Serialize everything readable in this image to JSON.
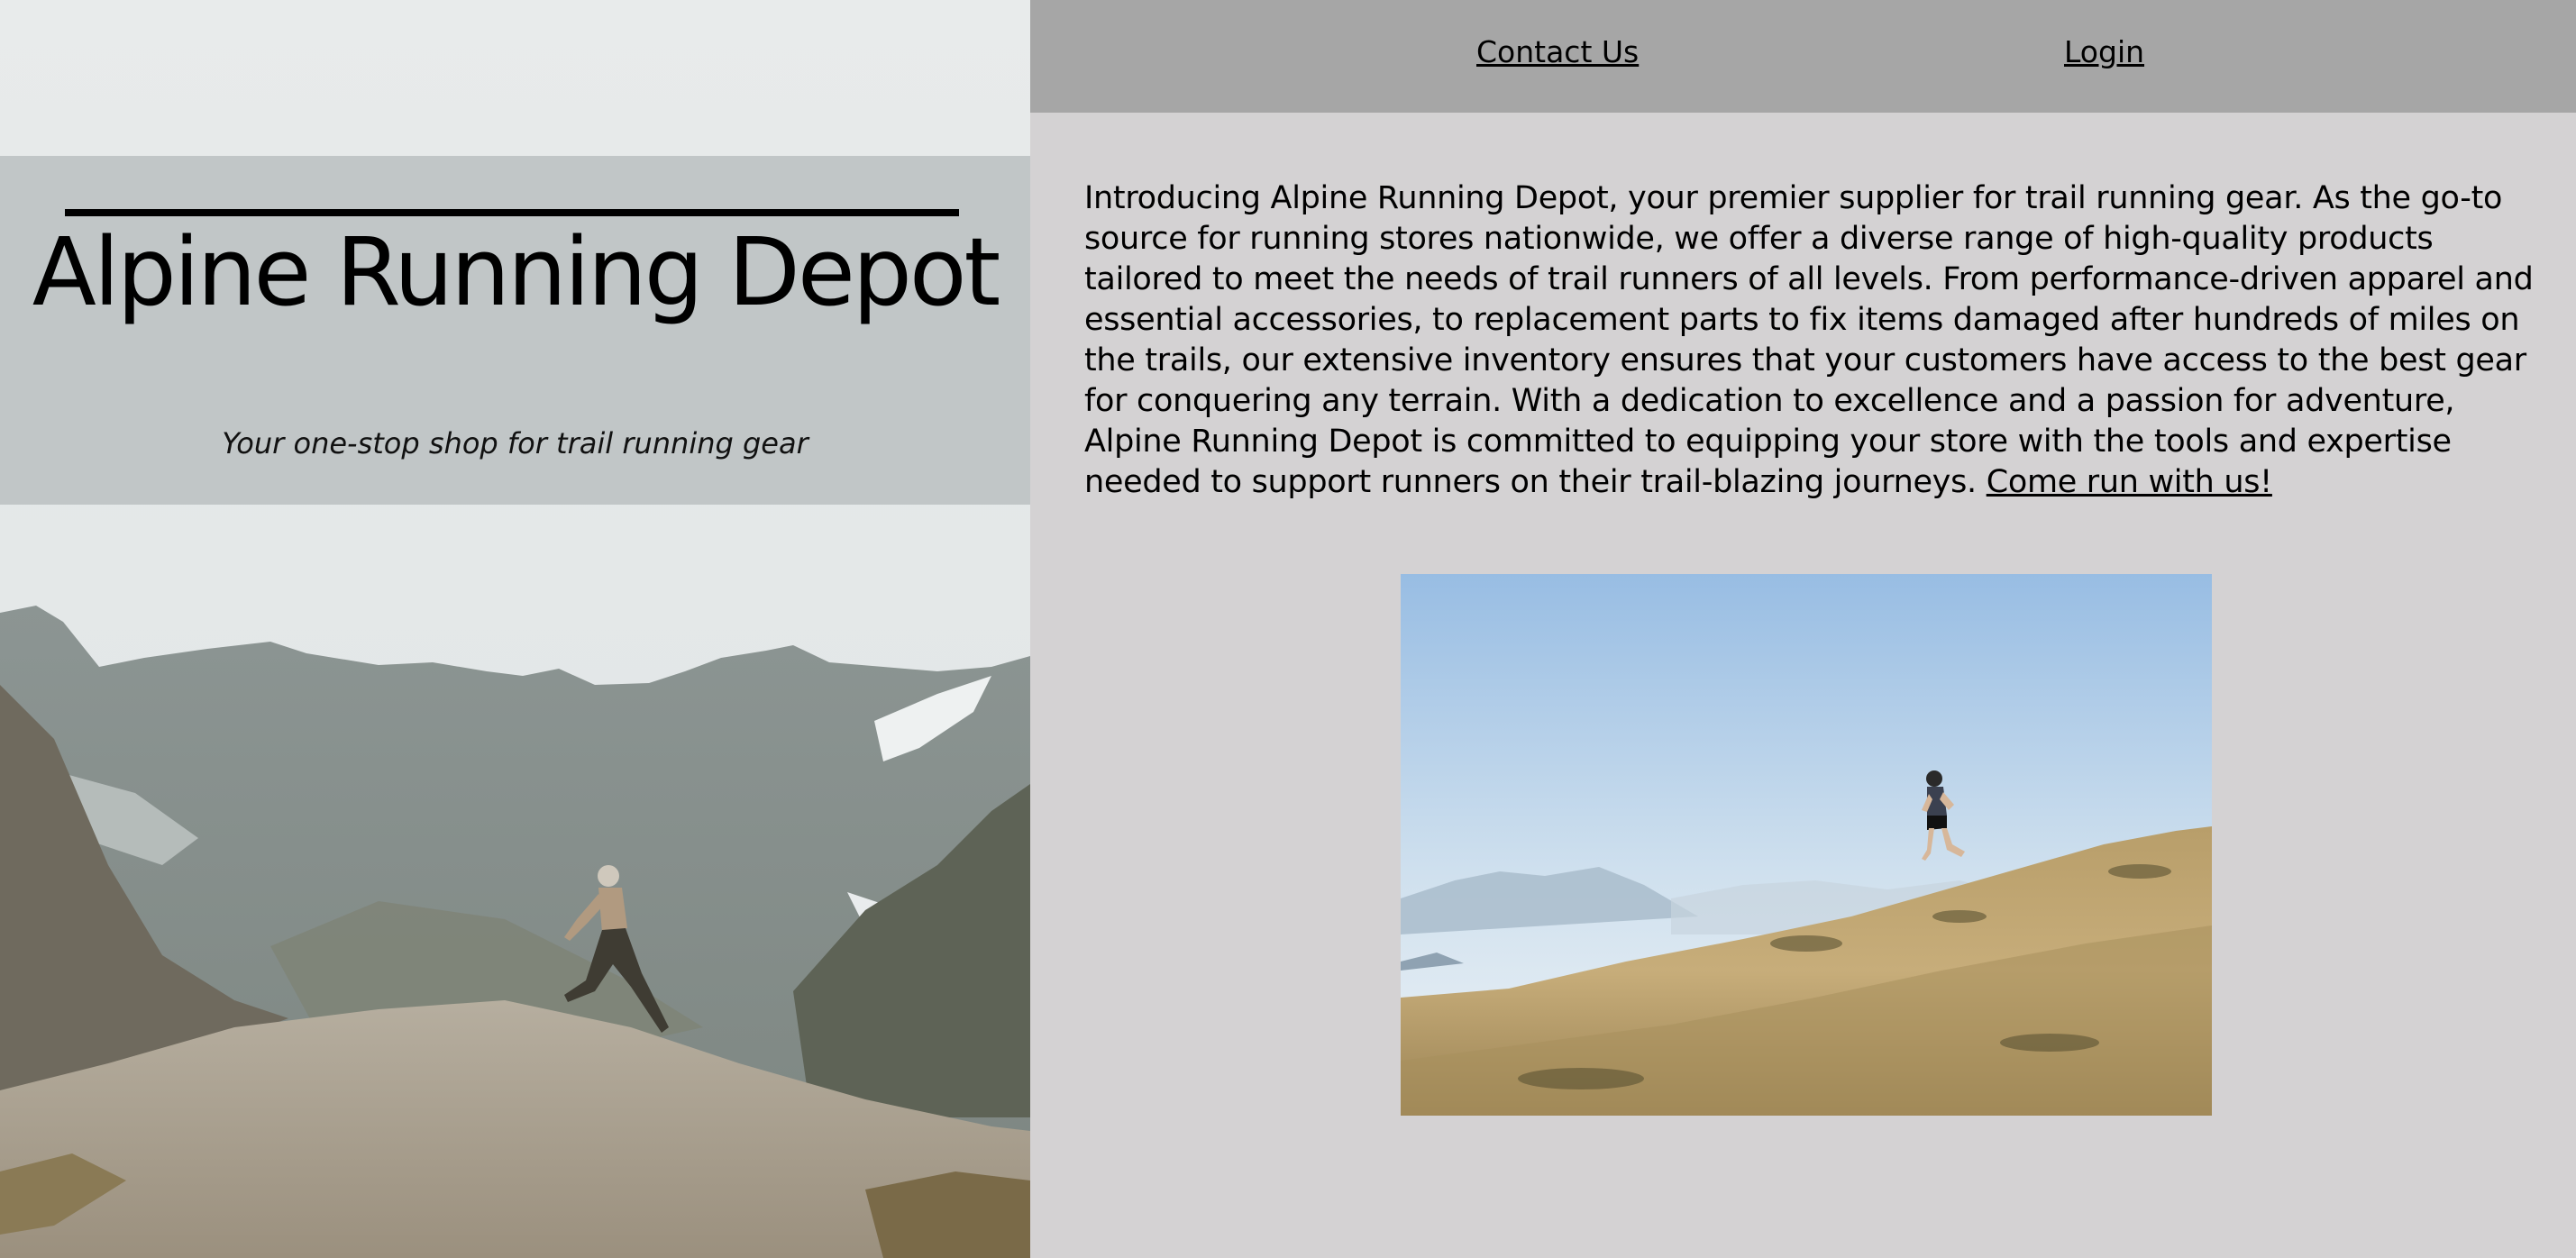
{
  "site": {
    "title": "Alpine Running Depot",
    "tagline": "Your one-stop shop for trail running gear"
  },
  "nav": {
    "contact_label": "Contact Us",
    "login_label": "Login"
  },
  "intro": {
    "body": "Introducing Alpine Running Depot, your premier supplier for trail running gear. As the go-to source for running stores nationwide, we offer a diverse range of high-quality products tailored to meet the needs of trail runners of all levels. From performance-driven apparel and essential accessories, to replacement parts to fix items damaged after hundreds of miles on the trails, our extensive inventory ensures that your customers have access to the best gear for conquering any terrain. With a dedication to excellence and a passion for adventure, Alpine Running Depot is committed to equipping your store with the tools and expertise needed to support runners on their trail-blazing journeys. ",
    "cta_label": "Come run with us!"
  },
  "colors": {
    "page_background": "#d4d2d3",
    "nav_background": "#a6a6a6",
    "title_band": "#bcc0c2",
    "text": "#000000"
  },
  "images": {
    "hero": "mountain-runner-photo",
    "secondary": "hillside-runner-photo"
  }
}
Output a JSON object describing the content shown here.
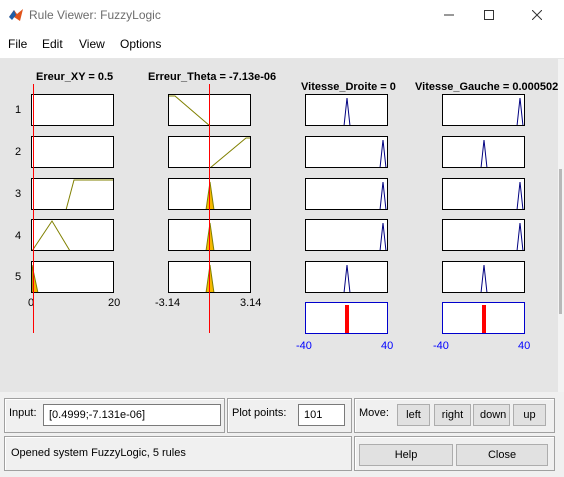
{
  "window": {
    "title": "Rule Viewer: FuzzyLogic"
  },
  "menu": [
    "File",
    "Edit",
    "View",
    "Options"
  ],
  "inputs": [
    {
      "name": "Ereur_XY = 0.5",
      "range": [
        "0",
        "20"
      ]
    },
    {
      "name": "Erreur_Theta = -7.13e-06",
      "range": [
        "-3.14",
        "3.14"
      ]
    }
  ],
  "outputs": [
    {
      "name": "Vitesse_Droite = 0",
      "range": [
        "-40",
        "40"
      ]
    },
    {
      "name": "Vitesse_Gauche = 0.000502",
      "range": [
        "-40",
        "40"
      ]
    }
  ],
  "rules": [
    "1",
    "2",
    "3",
    "4",
    "5"
  ],
  "controls": {
    "input_label": "Input:",
    "input_value": "[0.4999;-7.131e-06]",
    "plot_points_label": "Plot points:",
    "plot_points_value": "101",
    "move_label": "Move:",
    "move_buttons": [
      "left",
      "right",
      "down",
      "up"
    ],
    "help_label": "Help",
    "close_label": "Close",
    "status": "Opened system FuzzyLogic, 5 rules"
  },
  "colors": {
    "mf_line": "#808000",
    "fill": "#f5b800",
    "output_line": "#000080",
    "aggregate_bar": "#ff0000",
    "indicator_line": "#ff0000"
  }
}
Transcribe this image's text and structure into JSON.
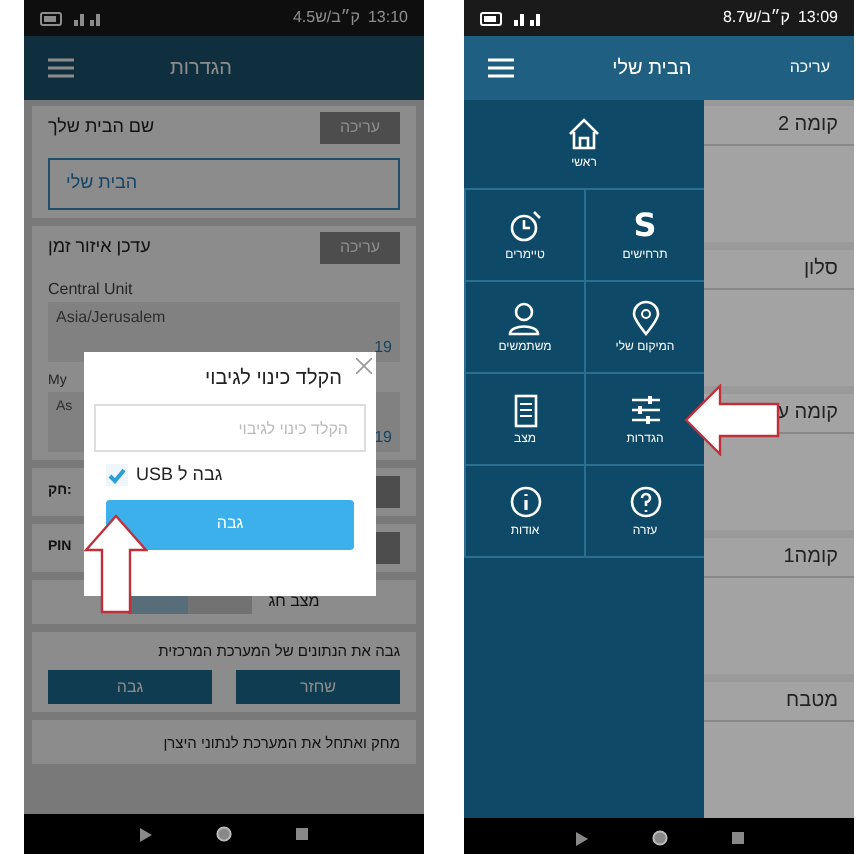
{
  "left_screen": {
    "status_bar": {
      "time": "13:10",
      "speed": "4.5ק״ב/ש"
    },
    "header": {
      "title": "הגדרות"
    },
    "home_name": {
      "label": "שם הבית שלך",
      "edit_button": "עריכה",
      "value": "הבית שלי"
    },
    "timezone": {
      "label": "עדכן איזור זמן",
      "edit_button": "עריכה",
      "central_label": "Central Unit",
      "central_value": "Asia/Jerusalem",
      "central_time": "19",
      "my_label": "My",
      "my_value": "As",
      "my_time": "19"
    },
    "hidden_rows": [
      {
        "label": "חק:"
      },
      {
        "label": "PIN"
      }
    ],
    "holiday": {
      "label": "מצב חג",
      "on": false
    },
    "backup": {
      "label": "גבה את הנתונים של המערכת המרכזית",
      "buttons": [
        "שחזר",
        "גבה"
      ]
    },
    "reset": {
      "label": "מחק ואתחל את המערכת לנתוני היצרן"
    },
    "dialog": {
      "title": "הקלד כינוי לגיבוי",
      "placeholder": "הקלד כינוי לגיבוי",
      "checkbox": {
        "label": "גבה ל USB",
        "checked": true
      },
      "button": "גבה"
    }
  },
  "right_screen": {
    "status_bar": {
      "time": "13:09",
      "speed": "8.7ק״ב/ש"
    },
    "header": {
      "title": "הבית שלי",
      "edit": "עריכה"
    },
    "menu": [
      {
        "kind": "home",
        "label": "ראשי"
      },
      {
        "kind": "scenes",
        "label": "תרחישים",
        "icon_text": "S"
      },
      {
        "kind": "timers",
        "label": "טיימרים"
      },
      {
        "kind": "location",
        "label": "המיקום שלי"
      },
      {
        "kind": "users",
        "label": "משתמשים"
      },
      {
        "kind": "settings",
        "label": "הגדרות"
      },
      {
        "kind": "status",
        "label": "מצב"
      },
      {
        "kind": "help",
        "label": "עזרה"
      },
      {
        "kind": "about",
        "label": "אודות"
      }
    ],
    "rooms": [
      "קומה 2",
      "סלון",
      "קומה ע",
      "קומה1",
      "מטבח"
    ]
  }
}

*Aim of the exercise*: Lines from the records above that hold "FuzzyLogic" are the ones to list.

*Task output*:
    "title": "Rule Viewer: FuzzyLogic"
    "status": "Opened system FuzzyLogic, 5 rules"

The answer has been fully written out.